Saved entries:

*** Begin section ***

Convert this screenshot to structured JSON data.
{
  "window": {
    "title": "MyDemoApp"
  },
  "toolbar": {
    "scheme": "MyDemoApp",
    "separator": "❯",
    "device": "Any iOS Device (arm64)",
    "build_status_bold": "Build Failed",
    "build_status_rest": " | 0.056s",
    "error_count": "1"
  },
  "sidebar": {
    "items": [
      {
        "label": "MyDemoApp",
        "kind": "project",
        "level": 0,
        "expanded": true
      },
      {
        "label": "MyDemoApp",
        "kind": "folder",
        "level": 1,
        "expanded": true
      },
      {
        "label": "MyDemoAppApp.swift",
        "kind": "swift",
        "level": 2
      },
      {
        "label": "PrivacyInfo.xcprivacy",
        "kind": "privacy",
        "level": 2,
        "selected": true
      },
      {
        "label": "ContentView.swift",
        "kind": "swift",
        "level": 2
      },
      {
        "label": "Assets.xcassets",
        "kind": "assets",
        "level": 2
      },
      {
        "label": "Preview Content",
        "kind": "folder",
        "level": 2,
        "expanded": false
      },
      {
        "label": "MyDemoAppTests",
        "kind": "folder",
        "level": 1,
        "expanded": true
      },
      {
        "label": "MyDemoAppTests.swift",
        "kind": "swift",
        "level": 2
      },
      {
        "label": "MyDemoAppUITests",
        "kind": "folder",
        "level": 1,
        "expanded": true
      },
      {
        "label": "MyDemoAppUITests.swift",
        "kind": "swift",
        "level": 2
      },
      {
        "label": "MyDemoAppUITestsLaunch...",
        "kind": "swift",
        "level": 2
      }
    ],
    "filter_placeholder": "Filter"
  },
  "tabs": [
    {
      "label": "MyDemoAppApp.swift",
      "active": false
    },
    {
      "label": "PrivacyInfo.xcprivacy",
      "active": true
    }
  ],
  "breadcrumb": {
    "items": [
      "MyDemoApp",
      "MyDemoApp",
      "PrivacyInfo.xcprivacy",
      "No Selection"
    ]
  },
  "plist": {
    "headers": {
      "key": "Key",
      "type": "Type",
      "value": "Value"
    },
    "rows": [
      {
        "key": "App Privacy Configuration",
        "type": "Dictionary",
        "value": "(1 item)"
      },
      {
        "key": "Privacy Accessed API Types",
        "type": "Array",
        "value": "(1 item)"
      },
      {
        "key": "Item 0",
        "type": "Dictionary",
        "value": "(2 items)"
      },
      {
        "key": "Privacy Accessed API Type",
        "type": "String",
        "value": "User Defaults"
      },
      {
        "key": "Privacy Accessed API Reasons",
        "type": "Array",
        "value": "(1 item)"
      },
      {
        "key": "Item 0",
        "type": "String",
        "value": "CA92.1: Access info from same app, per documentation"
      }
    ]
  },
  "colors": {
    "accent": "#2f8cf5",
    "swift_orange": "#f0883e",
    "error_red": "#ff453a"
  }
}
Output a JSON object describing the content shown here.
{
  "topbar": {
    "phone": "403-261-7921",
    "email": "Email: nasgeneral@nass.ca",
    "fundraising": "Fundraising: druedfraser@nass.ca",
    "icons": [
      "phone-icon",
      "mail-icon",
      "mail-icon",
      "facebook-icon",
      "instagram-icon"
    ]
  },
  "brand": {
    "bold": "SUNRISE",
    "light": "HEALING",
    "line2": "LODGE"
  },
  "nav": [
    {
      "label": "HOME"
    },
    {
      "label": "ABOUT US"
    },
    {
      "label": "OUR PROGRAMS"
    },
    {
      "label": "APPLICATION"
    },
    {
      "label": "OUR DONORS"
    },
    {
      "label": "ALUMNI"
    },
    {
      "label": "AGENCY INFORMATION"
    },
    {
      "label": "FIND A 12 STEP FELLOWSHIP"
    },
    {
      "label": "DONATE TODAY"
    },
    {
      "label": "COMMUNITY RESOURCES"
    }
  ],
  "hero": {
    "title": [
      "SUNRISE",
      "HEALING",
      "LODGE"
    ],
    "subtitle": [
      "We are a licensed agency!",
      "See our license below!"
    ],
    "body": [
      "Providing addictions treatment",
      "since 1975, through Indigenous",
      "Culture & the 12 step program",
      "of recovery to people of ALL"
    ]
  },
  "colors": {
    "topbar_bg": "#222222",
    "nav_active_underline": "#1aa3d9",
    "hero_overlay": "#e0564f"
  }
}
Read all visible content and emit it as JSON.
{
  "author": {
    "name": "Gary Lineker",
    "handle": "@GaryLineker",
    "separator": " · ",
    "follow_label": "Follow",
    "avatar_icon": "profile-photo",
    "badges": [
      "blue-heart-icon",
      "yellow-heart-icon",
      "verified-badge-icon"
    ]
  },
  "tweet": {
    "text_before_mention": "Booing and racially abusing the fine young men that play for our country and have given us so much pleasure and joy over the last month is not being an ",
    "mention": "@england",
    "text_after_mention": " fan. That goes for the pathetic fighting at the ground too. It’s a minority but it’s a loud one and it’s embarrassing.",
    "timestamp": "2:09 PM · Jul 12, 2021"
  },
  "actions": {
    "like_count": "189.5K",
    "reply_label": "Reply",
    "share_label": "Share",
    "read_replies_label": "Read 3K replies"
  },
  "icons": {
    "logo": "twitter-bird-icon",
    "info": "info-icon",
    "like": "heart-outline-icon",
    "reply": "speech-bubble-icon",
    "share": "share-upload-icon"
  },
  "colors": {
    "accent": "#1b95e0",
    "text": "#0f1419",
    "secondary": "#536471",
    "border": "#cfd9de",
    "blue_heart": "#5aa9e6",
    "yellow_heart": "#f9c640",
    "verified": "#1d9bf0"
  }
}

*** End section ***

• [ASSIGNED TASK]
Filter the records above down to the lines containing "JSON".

• [SOLUTION TO THIS TASK]
Convert this screenshot to structured JSON data.
Output a JSON object describing the content shown here.
Read all visible content and emit it as JSON.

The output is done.